When flood conditions are prolonged, root dieback occurs. During root dieback, soil is so saturated that there is not enough oxygen available to the tree roots. Without the proper balance of oxygen and carbon dioxide, roots can’t survive. Eventually the tree is not able to absorb adequate moisture, despite the flood condition. The tree will exhibit symptoms similar to leaf scorch, where a tree’s leaves turn brown and die due to a lack of moisture in the leaves.

Symptoms of flood injury, in the order that they develop on the foliage, are:

  • slight wilting or drooping of the foliage
  • yellowing (chlorosis) and browning (necrosis) of leaf edges
  • browning in the center of the leaf

The symptoms usually start at the top of the tree or on the ends of branches, and spread throughout the entire crown. The symptoms are often more severe on the side of the tree facing the prevailing winds.

What to do

The best prevention for this problem is to avoid planting flood-intolerant trees in areas that are frequently flooded. That’s easy to say after the fact, but in planning a future landscape, this would be the best recourse to avoiding plant damage. There are a variety of wetland trees and shrubs that can tolerate flooding better than other trees.

For those trees in an existing landscape, there are not many practical short-term solutions other than improving drainage. Whenever changes in drainage are made, the impact to all the affected landscape plants needs to be considered. Avoid creating problems for flood-tolerant plants by providing drainage for intolerant plants.


Country News

Kacey Musgraves Gets Married

Kacey Musgraves & Ruston Kelly are now married.

Musgraves and Kelly were married in Tennessee on Saturday, Oct. 14.

The wedding wasn’t a complete surprise, because Kelly had posted on Friday night that he was spending his last night as a bachelor. And he was happy to do so. “Finally ready to throw in that towel cuz I actually found the real thing. Couldn’t be more proud to have all our family and friends here to honor this new badass union.”
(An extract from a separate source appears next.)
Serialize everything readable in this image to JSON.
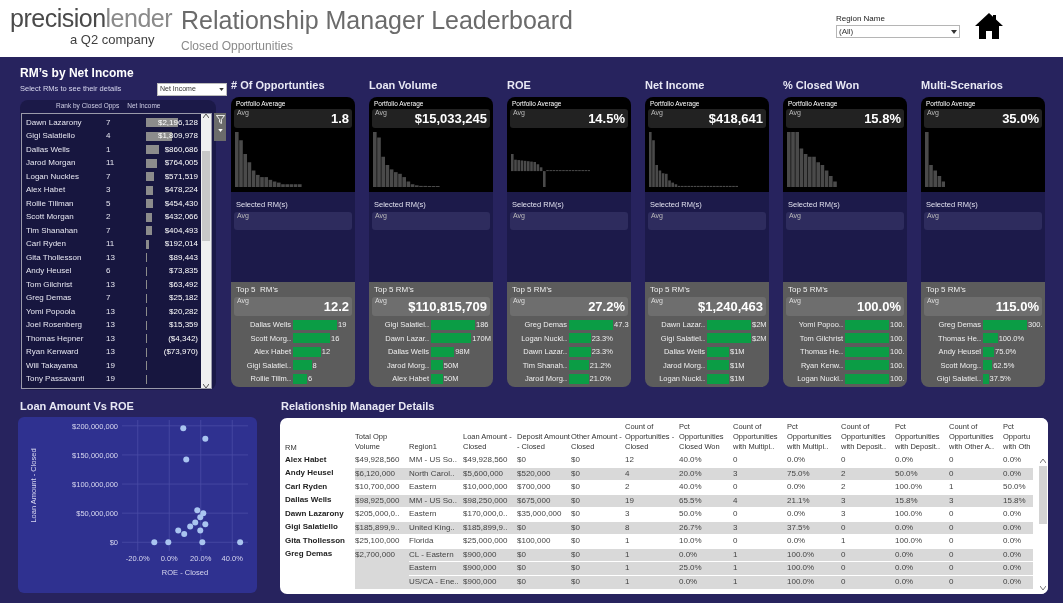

Congrats to the happy couple!

News Around the World

Unique Halloween Display

One man in Mamaroneck, New York, is bringing humor to his Halloween display. Michael Fry, an art teacher and parent to two daughters, made a graveyard on his front lawn of 2017’s dying trends.

His sarcastic gravestones include everything from fashion to pop culture to politics, saying “so long” to “old” Taylor Swift, dabbing, ombre hair, and #roseallday, among others.

“I was thinking of doing gravestones and turning my front yard into a cemetery but I didn’t know what I wanted to put on them,” Fry, 39, told ABC News of his funny tradition that began three years ago. “I wanted to put something on them that wasn’t necessarily of people, and I didn’t want it to be too left or too right or offensive in any way.”

He said he wanted to do something “humorous and modern with the times,” which his students were certainly happy to help him compile.

“Things from that year that have either died, or are dying or are no longer fashionable or no longer hip,” said Fry. “Being a teacher, I get input from my students and friends and family members, and it’s become a collaborative effort.”

“I just hope everybody thinks it’s fun,” said the proud artist. “I put humor in all of my work. I try to take some of the edge off Halloween. It’s always scary and creepy and crazy, but I try to make it fun and funny for the young kids in the neighborhood.”

News Around the World

911 Is for Emergencies Only

Some people may think it’s an emergency if they’re unable to post pictures of their dogs or vacation selfies from their road trip to grandma’s.

KOMO reports that police in Bothell, Washington, want you to reconsider the nature of your emergency.

After widespread reports of issues with Facebook and Instagram Wednesday morning, the Bothell police department was flooded with 911 calls from individuals freaked-out when they were cut off from their daily social media fix because Facebook went down.

Bothell Police tweeted, “We will move mountains to help those in our community. However we can’t fix Facebook so please don’t call 911 to ‘let us know its down.'”

It remains unclear what was causing the outages.